Greene County News
FAIRBORN – The same warm breeze that signals the first reprieve from the winter blues also transports the most common sources for spring allergy symptoms.
About 50 million Americans will experience symptoms such as sneezing, stuffy nose, runny nose and watery eyes due to the most common form of spring allergies. The source of these bothersome symptoms can be attributed to pollen produced by budding trees, growing grasses and weeds, and airborne mold spores, according to the American College of Allergy Asthma and Immunology (ACAAI).
The arrival of spring allergies and their severity depend heavily upon the preceding winter weather and the type of allergen that affects a particular person, says Anessa Alappatt, MD, a family physician with Fairborn Medical Center.
“Spring allergies depend on the weather we are having and when the pollen starts coming,” says Dr. Alappatt, who practices with Premier HealthNet. “If we have a cold, hard winter then we won’t see allergies surface until March. But if it is a mild winter we can see allergy symptoms pop up in February. Likewise, if a person’s allergy is due to budding trees then they may have symptoms only at the beginning of spring. Those whose allergy source comes from growing grass may need treatment all summer long.”
Spring allergies have hit early in the Dayton area in recent years because a mild winter has failed to completely kill plants that produce pollen.
“We enter spring with plants that are still somewhat alive, and the result is more pollen than usual,” Dr. Alappatt says.
It’s important to remember that everyone is at risk for developing spring allergies regardless of their age or medical history. Exposure to allergens at times when the body’s defenses are weak, such as after an illness or during pregnancy, may also play a role in developing certain allergies, the ACAAI says.
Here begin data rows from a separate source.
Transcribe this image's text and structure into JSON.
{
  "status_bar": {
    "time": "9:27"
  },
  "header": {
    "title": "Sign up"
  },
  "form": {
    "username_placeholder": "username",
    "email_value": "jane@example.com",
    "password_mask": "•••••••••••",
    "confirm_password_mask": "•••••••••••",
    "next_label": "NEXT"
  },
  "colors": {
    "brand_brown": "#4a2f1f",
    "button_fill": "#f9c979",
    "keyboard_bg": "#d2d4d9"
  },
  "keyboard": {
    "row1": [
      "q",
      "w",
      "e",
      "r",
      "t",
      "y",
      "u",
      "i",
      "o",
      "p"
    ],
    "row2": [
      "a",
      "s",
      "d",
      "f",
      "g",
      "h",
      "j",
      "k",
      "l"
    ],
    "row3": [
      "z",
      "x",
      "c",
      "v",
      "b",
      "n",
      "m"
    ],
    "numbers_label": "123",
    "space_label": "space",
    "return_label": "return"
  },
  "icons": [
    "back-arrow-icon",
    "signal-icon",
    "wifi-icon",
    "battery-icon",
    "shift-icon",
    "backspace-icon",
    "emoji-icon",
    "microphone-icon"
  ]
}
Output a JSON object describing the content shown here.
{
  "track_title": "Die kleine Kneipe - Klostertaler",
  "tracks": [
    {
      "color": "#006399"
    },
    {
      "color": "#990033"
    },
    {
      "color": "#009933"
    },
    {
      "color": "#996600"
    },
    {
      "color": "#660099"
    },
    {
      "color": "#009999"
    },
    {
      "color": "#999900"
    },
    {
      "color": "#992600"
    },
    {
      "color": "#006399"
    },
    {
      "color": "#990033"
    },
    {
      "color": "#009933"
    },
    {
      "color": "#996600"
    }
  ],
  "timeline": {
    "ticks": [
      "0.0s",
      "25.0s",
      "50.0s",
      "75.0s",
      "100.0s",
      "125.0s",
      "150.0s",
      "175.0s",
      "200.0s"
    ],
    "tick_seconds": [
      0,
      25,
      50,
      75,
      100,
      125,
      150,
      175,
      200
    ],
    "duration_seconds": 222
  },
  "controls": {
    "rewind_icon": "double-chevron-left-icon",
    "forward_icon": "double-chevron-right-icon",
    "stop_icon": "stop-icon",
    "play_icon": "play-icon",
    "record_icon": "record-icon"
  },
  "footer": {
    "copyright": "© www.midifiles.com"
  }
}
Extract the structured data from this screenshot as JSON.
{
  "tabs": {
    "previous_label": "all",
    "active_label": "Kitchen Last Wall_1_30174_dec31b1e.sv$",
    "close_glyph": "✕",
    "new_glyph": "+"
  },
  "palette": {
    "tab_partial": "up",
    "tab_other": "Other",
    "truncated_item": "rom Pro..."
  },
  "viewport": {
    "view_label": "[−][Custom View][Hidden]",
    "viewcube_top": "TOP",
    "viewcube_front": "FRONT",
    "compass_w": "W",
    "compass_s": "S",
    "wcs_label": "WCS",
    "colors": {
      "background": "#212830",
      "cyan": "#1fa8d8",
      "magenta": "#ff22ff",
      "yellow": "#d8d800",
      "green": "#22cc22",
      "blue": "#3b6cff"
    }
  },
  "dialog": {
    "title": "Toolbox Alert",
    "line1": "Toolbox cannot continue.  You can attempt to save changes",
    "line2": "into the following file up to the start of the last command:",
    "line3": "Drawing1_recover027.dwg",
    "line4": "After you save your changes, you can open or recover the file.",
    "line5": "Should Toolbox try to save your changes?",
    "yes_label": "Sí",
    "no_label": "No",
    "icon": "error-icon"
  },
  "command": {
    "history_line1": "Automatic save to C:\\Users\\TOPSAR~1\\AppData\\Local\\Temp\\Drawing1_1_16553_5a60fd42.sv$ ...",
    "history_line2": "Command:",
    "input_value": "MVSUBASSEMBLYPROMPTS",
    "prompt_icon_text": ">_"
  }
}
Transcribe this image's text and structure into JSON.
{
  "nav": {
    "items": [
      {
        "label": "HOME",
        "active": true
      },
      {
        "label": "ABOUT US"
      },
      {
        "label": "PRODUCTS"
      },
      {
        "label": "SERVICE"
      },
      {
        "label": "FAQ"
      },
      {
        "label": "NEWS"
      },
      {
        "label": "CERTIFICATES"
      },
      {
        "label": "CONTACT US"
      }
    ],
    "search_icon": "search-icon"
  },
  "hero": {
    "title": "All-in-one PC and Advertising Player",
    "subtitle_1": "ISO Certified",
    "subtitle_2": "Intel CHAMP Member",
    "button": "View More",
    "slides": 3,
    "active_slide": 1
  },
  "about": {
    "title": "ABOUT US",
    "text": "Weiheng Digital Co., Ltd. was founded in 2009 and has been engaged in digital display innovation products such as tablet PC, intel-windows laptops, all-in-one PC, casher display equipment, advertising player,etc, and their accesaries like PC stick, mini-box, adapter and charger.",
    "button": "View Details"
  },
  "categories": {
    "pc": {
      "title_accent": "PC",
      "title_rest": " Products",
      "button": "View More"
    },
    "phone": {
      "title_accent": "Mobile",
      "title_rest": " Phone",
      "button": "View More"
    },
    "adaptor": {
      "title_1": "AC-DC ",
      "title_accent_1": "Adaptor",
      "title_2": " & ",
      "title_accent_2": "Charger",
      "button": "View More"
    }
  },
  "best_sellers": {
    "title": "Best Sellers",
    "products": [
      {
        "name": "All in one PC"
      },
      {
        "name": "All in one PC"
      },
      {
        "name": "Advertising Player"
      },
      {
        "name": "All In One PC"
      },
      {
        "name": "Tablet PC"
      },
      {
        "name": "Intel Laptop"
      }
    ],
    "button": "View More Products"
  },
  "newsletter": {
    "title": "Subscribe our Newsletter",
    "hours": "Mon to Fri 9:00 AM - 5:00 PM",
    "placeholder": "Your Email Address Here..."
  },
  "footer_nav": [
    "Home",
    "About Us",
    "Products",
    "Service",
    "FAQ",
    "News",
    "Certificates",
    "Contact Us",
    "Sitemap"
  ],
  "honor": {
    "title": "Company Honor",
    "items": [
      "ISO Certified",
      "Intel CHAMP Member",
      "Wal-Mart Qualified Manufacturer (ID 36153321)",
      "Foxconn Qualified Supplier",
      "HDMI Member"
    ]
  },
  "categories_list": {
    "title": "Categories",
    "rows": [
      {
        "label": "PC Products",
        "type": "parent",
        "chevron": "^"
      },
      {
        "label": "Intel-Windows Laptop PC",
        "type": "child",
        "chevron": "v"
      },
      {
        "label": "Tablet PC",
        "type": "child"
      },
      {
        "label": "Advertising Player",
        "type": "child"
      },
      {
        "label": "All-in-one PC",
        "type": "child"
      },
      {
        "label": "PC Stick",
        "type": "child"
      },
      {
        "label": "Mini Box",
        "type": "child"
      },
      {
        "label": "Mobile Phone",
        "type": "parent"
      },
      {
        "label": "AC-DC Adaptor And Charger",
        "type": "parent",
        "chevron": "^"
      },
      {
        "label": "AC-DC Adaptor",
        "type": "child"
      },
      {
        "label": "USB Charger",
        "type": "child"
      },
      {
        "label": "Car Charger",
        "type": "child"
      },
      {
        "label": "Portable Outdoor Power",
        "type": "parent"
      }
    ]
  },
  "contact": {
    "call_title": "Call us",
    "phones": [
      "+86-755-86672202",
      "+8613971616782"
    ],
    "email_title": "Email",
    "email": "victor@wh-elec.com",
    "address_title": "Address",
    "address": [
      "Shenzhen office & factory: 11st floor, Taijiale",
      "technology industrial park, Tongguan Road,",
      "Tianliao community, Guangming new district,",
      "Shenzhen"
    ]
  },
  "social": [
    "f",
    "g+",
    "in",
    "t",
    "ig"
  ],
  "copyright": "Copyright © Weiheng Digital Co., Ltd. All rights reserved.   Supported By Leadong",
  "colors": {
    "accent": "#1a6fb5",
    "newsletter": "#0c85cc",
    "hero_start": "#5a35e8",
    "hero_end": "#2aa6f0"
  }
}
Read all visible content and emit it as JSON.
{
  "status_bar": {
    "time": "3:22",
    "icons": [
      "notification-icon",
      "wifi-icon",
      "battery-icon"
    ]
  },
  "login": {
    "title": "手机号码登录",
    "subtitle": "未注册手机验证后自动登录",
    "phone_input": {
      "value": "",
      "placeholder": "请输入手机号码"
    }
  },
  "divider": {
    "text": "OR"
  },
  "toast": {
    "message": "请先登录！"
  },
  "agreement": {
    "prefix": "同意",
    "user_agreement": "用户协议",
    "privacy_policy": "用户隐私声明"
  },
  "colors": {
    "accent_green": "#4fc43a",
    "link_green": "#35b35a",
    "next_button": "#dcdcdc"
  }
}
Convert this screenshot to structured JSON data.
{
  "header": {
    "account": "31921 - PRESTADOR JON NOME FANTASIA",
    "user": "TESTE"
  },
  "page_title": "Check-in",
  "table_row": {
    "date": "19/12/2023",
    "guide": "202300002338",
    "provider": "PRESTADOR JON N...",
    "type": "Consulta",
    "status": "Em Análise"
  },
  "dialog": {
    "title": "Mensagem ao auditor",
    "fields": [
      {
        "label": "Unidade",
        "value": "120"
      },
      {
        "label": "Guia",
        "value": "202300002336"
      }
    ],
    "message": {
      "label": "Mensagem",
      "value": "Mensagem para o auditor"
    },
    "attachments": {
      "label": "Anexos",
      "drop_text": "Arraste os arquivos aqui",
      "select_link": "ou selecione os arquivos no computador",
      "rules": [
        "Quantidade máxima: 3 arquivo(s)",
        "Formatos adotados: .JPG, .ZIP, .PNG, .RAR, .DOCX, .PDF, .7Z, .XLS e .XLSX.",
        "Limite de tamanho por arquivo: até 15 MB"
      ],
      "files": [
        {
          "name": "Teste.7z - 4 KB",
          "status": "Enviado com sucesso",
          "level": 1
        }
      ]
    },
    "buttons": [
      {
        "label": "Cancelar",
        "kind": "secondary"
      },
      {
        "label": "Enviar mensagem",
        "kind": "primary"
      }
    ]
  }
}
“Certainly people who have had fall allergies or other types of allergies are going to be more at risk for spring allergies,” she says. “Family history also plays a role. If someone in your family has a history of spring allergies it can increase your risk to develop them as well.”
Allergy symptoms may seem harmless, but the reality is that they can have a great impact upon a person’s day-to-day life. Spring allergies can lead to sinus infections, disrupt a person’s sleep and affect their ability to learn at school and be productive at work, according to the American Academy of Allergy Asthma and Immunology (AAAAI).
Individuals can take the following steps to keep their allergies under control:
Know the source – Everyone’s spring allergies are triggered by something. Grass, pollen and mold are some of the most common triggers for spring allergies. Carefully consider when your symptoms start and what makes them worse. A warm, windy day often creates high pollen counts. Rainy and damp springs can contribute to elevated mold counts.
Know the possible treatments – Talk to your doctor about possible treatment options. Allergy treatments are abundant and often over-the-counter, Dr. Alappatt says. Nasal spray medications seem to provide adequate relief to allergy sufferers, but more than one type of medication may be required to keep severe symptoms at bay, she says. Don’t be afraid to check back in with your doctor if symptoms do not get better.
Know the right timing – The best time to begin treatments for allergies is before the symptoms even start. This may be easy for someone who has an allergy history, but someone who is experiencing symptoms for the first time may need to experiment on timing. The important thing is to get on medication as soon as possible and to continue its use until after the allergy season is finished. Otherwise, symptoms will return, Dr. Alappatt says.
Know how to self-manage – Medication is not the only defense against allergies. Keep windows closed during high pollen count days and use your air conditioning. Take a shower at night to wash off allergens and frequently wash bedding.
For more information on spring allergies or to find a Premier HealthNet physician near you, visit www.premierhealthnet.com/doctor.
Story courtesy of Premier HealthNet.